◆ Exercise brief: Whatever appears in the records apart from pictures must be reproduced exactly.

◆ Data section:
::::::::

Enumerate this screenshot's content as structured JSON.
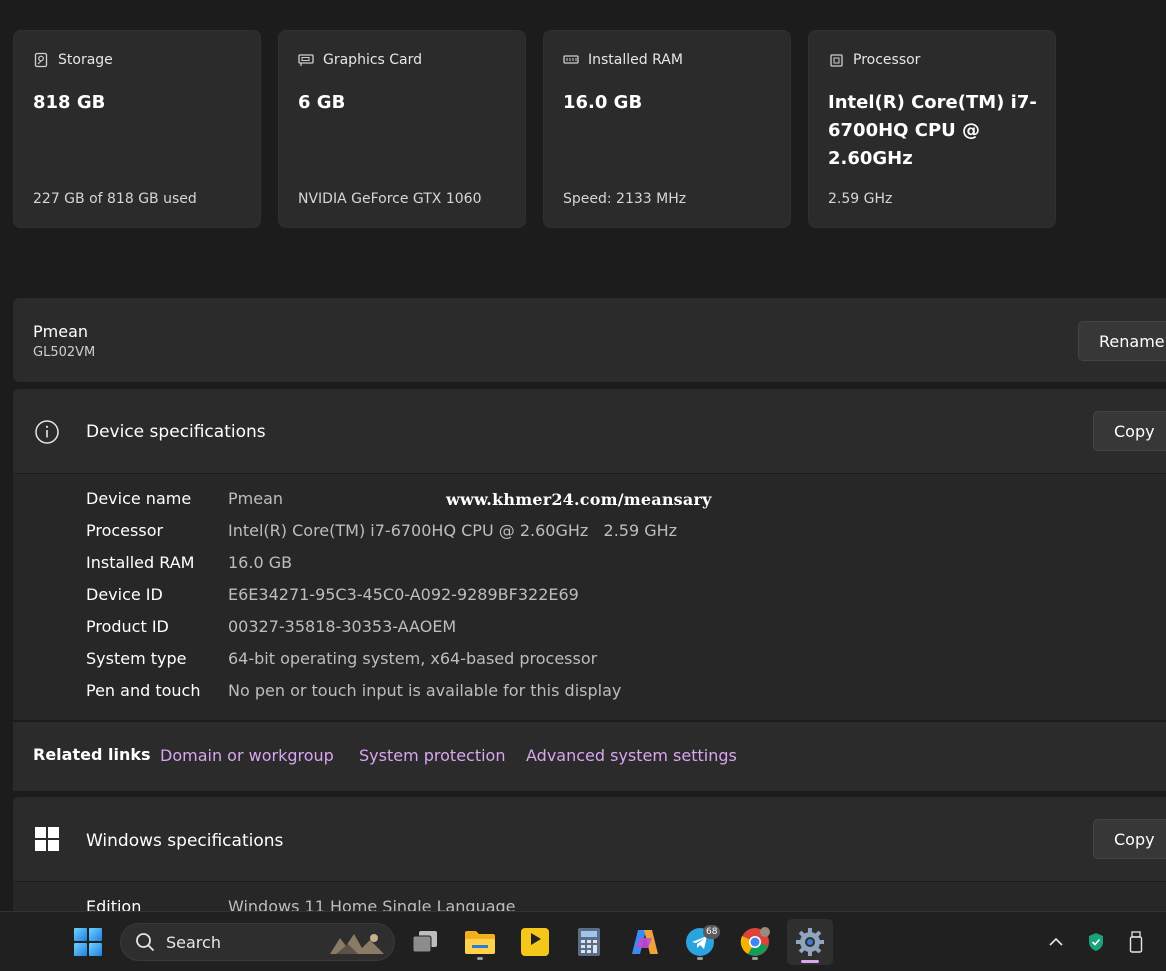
{
  "cards": [
    {
      "label": "Storage",
      "value": "818 GB",
      "sub": "227 GB of 818 GB used",
      "icon": "storage-icon"
    },
    {
      "label": "Graphics Card",
      "value": "6 GB",
      "sub": "NVIDIA GeForce GTX 1060",
      "icon": "graphics-card-icon"
    },
    {
      "label": "Installed RAM",
      "value": "16.0 GB",
      "sub": "Speed: 2133 MHz",
      "icon": "ram-icon"
    },
    {
      "label": "Processor",
      "value": "Intel(R) Core(TM) i7-6700HQ CPU @ 2.60GHz",
      "sub": "2.59 GHz",
      "icon": "processor-icon"
    }
  ],
  "device": {
    "name": "Pmean",
    "model": "GL502VM",
    "rename_label": "Rename"
  },
  "device_specs": {
    "title": "Device specifications",
    "copy_label": "Copy",
    "rows": [
      {
        "key": "Device name",
        "value": "Pmean"
      },
      {
        "key": "Processor",
        "value": "Intel(R) Core(TM) i7-6700HQ CPU @ 2.60GHz   2.59 GHz"
      },
      {
        "key": "Installed RAM",
        "value": "16.0 GB"
      },
      {
        "key": "Device ID",
        "value": "E6E34271-95C3-45C0-A092-9289BF322E69"
      },
      {
        "key": "Product ID",
        "value": "00327-35818-30353-AAOEM"
      },
      {
        "key": "System type",
        "value": "64-bit operating system, x64-based processor"
      },
      {
        "key": "Pen and touch",
        "value": "No pen or touch input is available for this display"
      }
    ]
  },
  "watermark": "www.khmer24.com/meansary",
  "related_links": {
    "title": "Related links",
    "links": [
      "Domain or workgroup",
      "System protection",
      "Advanced system settings"
    ]
  },
  "windows_specs": {
    "title": "Windows specifications",
    "copy_label": "Copy",
    "rows": [
      {
        "key": "Edition",
        "value": "Windows 11 Home Single Language"
      }
    ]
  },
  "taskbar": {
    "search_label": "Search",
    "telegram_badge": "68"
  },
  "colors": {
    "accent_link": "#d9a6f0",
    "background": "#1c1c1c",
    "card": "#2b2b2b"
  }
}
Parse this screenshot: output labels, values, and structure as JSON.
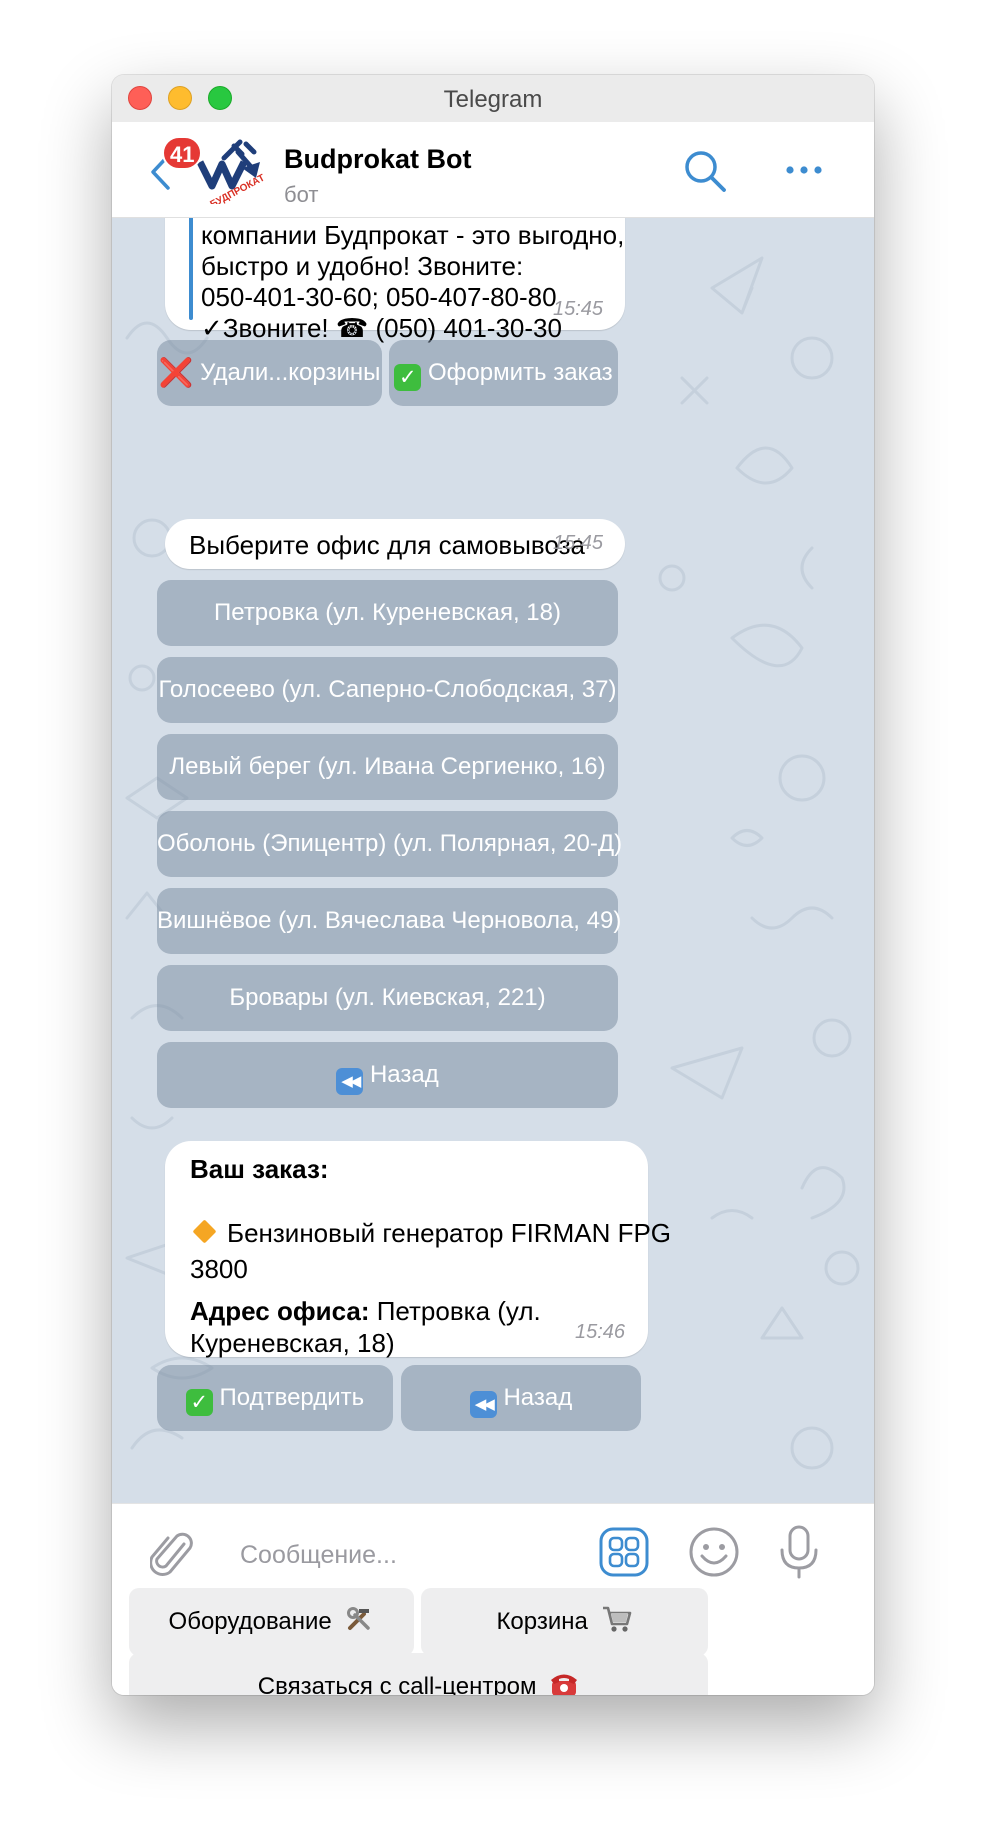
{
  "window": {
    "title": "Telegram"
  },
  "header": {
    "unread_count": "41",
    "chat_name": "Budprokat Bot",
    "chat_status": "бот",
    "logo_text": "БУДПРОКАТ"
  },
  "messages": {
    "m1": {
      "lines": [
        "компании Будпрокат - это выгодно,",
        "быстро и удобно! Звоните:",
        "050-401-30-60; 050-407-80-80",
        "✓Звоните! ☎ (050) 401-30-30"
      ],
      "time": "15:45",
      "buttons": [
        {
          "emoji": "❌",
          "label": "Удали...корзины"
        },
        {
          "emoji": "✅",
          "label": "Оформить заказ"
        }
      ]
    },
    "m2": {
      "text": "Выберите офис для самовывоза",
      "time": "15:45",
      "buttons": [
        {
          "label": "Петровка (ул. Куреневская, 18)"
        },
        {
          "label": "Голосеево (ул. Саперно-Слободская, 37)"
        },
        {
          "label": "Левый берег (ул. Ивана Сергиенко, 16)"
        },
        {
          "label": "Оболонь (Эпицентр) (ул. Полярная, 20-Д)"
        },
        {
          "label": "Вишнёвое (ул. Вячеслава Черновола, 49)"
        },
        {
          "label": "Бровары (ул. Киевская, 221)"
        },
        {
          "emoji": "⏪",
          "label": "Назад"
        }
      ]
    },
    "m3": {
      "heading": "Ваш заказ:",
      "item_line1": "Бензиновый генератор  FIRMAN FPG",
      "item_line2": "3800",
      "address_label": "Адрес офиса:",
      "address_value1": "Петровка (ул.",
      "address_value2": "Куреневская, 18)",
      "time": "15:46",
      "buttons": [
        {
          "emoji": "✅",
          "label": "Подтвердить"
        },
        {
          "emoji": "⏪",
          "label": "Назад"
        }
      ]
    }
  },
  "input": {
    "placeholder": "Сообщение..."
  },
  "reply_keyboard": [
    {
      "label": "Оборудование",
      "icon": "hammer-wrench-icon"
    },
    {
      "label": "Корзина",
      "icon": "shopping-cart-icon"
    },
    {
      "label": "Связаться с call-центром",
      "icon": "telephone-icon"
    }
  ],
  "colors": {
    "accent": "#3d8cd0",
    "chat_background": "#d5dee8",
    "badge": "#e53935",
    "inline_button": "#8e9eb1"
  }
}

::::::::

◆ Answer section:
Enumerate this screenshot's content as structured JSON.
{
  "cards": [
    {
      "label": "Storage",
      "value": "818 GB",
      "sub": "227 GB of 818 GB used",
      "icon": "storage-icon"
    },
    {
      "label": "Graphics Card",
      "value": "6 GB",
      "sub": "NVIDIA GeForce GTX 1060",
      "icon": "graphics-card-icon"
    },
    {
      "label": "Installed RAM",
      "value": "16.0 GB",
      "sub": "Speed: 2133 MHz",
      "icon": "ram-icon"
    },
    {
      "label": "Processor",
      "value": "Intel(R) Core(TM) i7-6700HQ CPU @ 2.60GHz",
      "sub": "2.59 GHz",
      "icon": "processor-icon"
    }
  ],
  "device": {
    "name": "Pmean",
    "model": "GL502VM",
    "rename_label": "Rename"
  },
  "device_specs": {
    "title": "Device specifications",
    "copy_label": "Copy",
    "rows": [
      {
        "key": "Device name",
        "value": "Pmean"
      },
      {
        "key": "Processor",
        "value": "Intel(R) Core(TM) i7-6700HQ CPU @ 2.60GHz   2.59 GHz"
      },
      {
        "key": "Installed RAM",
        "value": "16.0 GB"
      },
      {
        "key": "Device ID",
        "value": "E6E34271-95C3-45C0-A092-9289BF322E69"
      },
      {
        "key": "Product ID",
        "value": "00327-35818-30353-AAOEM"
      },
      {
        "key": "System type",
        "value": "64-bit operating system, x64-based processor"
      },
      {
        "key": "Pen and touch",
        "value": "No pen or touch input is available for this display"
      }
    ]
  },
  "watermark": "www.khmer24.com/meansary",
  "related_links": {
    "title": "Related links",
    "links": [
      "Domain or workgroup",
      "System protection",
      "Advanced system settings"
    ]
  },
  "windows_specs": {
    "title": "Windows specifications",
    "copy_label": "Copy",
    "rows": [
      {
        "key": "Edition",
        "value": "Windows 11 Home Single Language"
      }
    ]
  },
  "taskbar": {
    "search_label": "Search",
    "telegram_badge": "68"
  },
  "colors": {
    "accent_link": "#d9a6f0",
    "background": "#1c1c1c",
    "card": "#2b2b2b"
  }
}
Parse this screenshot: output labels, values, and structure as JSON.
{
  "window": {
    "title": "Telegram"
  },
  "header": {
    "unread_count": "41",
    "chat_name": "Budprokat Bot",
    "chat_status": "бот",
    "logo_text": "БУДПРОКАТ"
  },
  "messages": {
    "m1": {
      "lines": [
        "компании Будпрокат - это выгодно,",
        "быстро и удобно! Звоните:",
        "050-401-30-60; 050-407-80-80",
        "✓Звоните! ☎ (050) 401-30-30"
      ],
      "time": "15:45",
      "buttons": [
        {
          "emoji": "❌",
          "label": "Удали...корзины"
        },
        {
          "emoji": "✅",
          "label": "Оформить заказ"
        }
      ]
    },
    "m2": {
      "text": "Выберите офис для самовывоза",
      "time": "15:45",
      "buttons": [
        {
          "label": "Петровка (ул. Куреневская, 18)"
        },
        {
          "label": "Голосеево (ул. Саперно-Слободская, 37)"
        },
        {
          "label": "Левый берег (ул. Ивана Сергиенко, 16)"
        },
        {
          "label": "Оболонь (Эпицентр) (ул. Полярная, 20-Д)"
        },
        {
          "label": "Вишнёвое (ул. Вячеслава Черновола, 49)"
        },
        {
          "label": "Бровары (ул. Киевская, 221)"
        },
        {
          "emoji": "⏪",
          "label": "Назад"
        }
      ]
    },
    "m3": {
      "heading": "Ваш заказ:",
      "item_line1": "Бензиновый генератор  FIRMAN FPG",
      "item_line2": "3800",
      "address_label": "Адрес офиса:",
      "address_value1": "Петровка (ул.",
      "address_value2": "Куреневская, 18)",
      "time": "15:46",
      "buttons": [
        {
          "emoji": "✅",
          "label": "Подтвердить"
        },
        {
          "emoji": "⏪",
          "label": "Назад"
        }
      ]
    }
  },
  "input": {
    "placeholder": "Сообщение..."
  },
  "reply_keyboard": [
    {
      "label": "Оборудование",
      "icon": "hammer-wrench-icon"
    },
    {
      "label": "Корзина",
      "icon": "shopping-cart-icon"
    },
    {
      "label": "Связаться с call-центром",
      "icon": "telephone-icon"
    }
  ],
  "colors": {
    "accent": "#3d8cd0",
    "chat_background": "#d5dee8",
    "badge": "#e53935",
    "inline_button": "#8e9eb1"
  }
}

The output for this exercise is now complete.